Legal news for product liability attorneys. Two thirds of store bought chicken contain salmonella and campylobacter.
Product liability attorneys alerts- A Consumer Reports study revealed most poultry is contaminated with salmonella and campylobacter.
West Palm Beach, FL—According to the latest study, nearly two-thirds of raw store-bought chicken contain potentially dangerous pathogens like salmonella and campylobacter. Although the numbers of contamination have dropped from two years ago, it is an eye-opener for consumers, as reported bye ABC News.
The alarming study gathered information by testing 382 broiler chickens, which were bough from 100 stores across the nation. Salmonella and campylobacter were discovered in over 80 percent of the popular Tyson and Foster Farm brand samples. The study also revealed 56 percent of the samples from the well-known chicken brand, Perdue, was free of both potentially hazardous pathogens. At 60 percent of chickens being bacteria-free, the organic “air-chilled” chicken proved to be the safest.
Salmonella poisoning affects over one million people every year, according to the Centers for Disease Control and Prevention (CDC) http://www.cdc.gov/. Nearly 500 people are killed each year due to the consumption of the hazardous pathogens, while 25,000 others were so violently sick they had to seek medical treatment at hospitals. Symptoms of salmonella poisoning usually appear within 5-7 days after ingesting the bacteria, which include diarrhea, stomach cramping, and fever. Usually people become infected by unsafe washing and handing of the chicken practices in their kitchens. The National Chicken Council http://www.nationalchickencouncil.com/ stated, “Chicken is safe. Like all fresh foods, raw chickens may have some microorganisms present, but these are destroyed by the heat of normal cooking.”
Tyson Foods released a statement to ABCNews.com, questioning the methods used in the study, in which they stated: “We have confidence in the safety of our chicken but not in the testing by Consumer Reports. Since the Consumer Reports study only confirms the presence of bacteria and not the number, it is not a true indication of the safety of our products…the small sample size is also a concern.” Tyson also talked about the safety of their poultry and operations by using “antimicrobial rinses, similar to those used in mouthwashes, as well as organic acids.”
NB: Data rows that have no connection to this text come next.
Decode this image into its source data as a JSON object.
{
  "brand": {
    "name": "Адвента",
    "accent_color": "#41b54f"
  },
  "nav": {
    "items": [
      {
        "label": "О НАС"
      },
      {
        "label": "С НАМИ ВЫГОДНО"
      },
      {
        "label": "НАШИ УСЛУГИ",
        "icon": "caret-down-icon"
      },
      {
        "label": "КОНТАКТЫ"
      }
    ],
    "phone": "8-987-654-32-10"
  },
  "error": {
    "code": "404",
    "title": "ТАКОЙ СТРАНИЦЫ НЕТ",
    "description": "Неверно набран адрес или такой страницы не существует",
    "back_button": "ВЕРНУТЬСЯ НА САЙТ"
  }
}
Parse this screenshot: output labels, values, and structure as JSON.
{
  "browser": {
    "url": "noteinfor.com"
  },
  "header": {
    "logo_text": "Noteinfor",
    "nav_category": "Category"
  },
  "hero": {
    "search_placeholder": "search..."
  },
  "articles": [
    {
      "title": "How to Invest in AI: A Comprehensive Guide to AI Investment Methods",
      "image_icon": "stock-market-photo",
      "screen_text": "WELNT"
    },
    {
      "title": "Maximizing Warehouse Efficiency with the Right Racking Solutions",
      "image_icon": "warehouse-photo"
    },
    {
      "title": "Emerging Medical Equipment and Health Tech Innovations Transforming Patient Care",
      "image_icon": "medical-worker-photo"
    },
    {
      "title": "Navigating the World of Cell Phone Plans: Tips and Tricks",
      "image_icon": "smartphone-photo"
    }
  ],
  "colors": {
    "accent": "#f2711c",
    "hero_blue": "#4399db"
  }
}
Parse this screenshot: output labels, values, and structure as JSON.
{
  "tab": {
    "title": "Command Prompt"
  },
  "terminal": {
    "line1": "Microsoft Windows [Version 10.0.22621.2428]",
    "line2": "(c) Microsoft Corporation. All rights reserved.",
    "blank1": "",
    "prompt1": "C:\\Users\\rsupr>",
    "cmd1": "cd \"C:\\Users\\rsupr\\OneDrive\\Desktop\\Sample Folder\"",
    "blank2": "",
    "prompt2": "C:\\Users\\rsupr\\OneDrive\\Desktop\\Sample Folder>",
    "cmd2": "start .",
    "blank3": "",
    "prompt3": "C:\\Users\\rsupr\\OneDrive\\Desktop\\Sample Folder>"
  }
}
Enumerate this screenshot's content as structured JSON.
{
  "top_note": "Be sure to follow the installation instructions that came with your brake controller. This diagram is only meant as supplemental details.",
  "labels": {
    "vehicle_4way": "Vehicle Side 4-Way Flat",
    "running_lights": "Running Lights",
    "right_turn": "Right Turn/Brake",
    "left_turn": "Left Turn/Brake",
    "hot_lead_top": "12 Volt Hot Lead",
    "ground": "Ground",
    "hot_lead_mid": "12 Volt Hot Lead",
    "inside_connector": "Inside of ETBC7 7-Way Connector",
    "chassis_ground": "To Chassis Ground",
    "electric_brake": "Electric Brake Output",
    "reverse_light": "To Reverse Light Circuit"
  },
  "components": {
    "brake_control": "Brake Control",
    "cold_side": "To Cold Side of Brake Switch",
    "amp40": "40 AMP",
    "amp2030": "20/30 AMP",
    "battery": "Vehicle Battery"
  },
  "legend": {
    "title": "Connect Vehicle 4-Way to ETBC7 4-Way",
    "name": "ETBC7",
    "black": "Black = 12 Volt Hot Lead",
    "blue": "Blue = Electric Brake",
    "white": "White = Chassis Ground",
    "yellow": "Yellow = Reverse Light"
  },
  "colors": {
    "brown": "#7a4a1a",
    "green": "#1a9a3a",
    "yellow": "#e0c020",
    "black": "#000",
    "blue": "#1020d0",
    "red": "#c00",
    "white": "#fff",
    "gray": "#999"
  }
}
Consumer Reports, which is a monthly magazine that publishes reviews and comparisons of consumer products and services, will be releasing the complete shocking study in their upcoming issue.
Legal News Reporter: Nicole Howley-Legal news for product liability lawyers.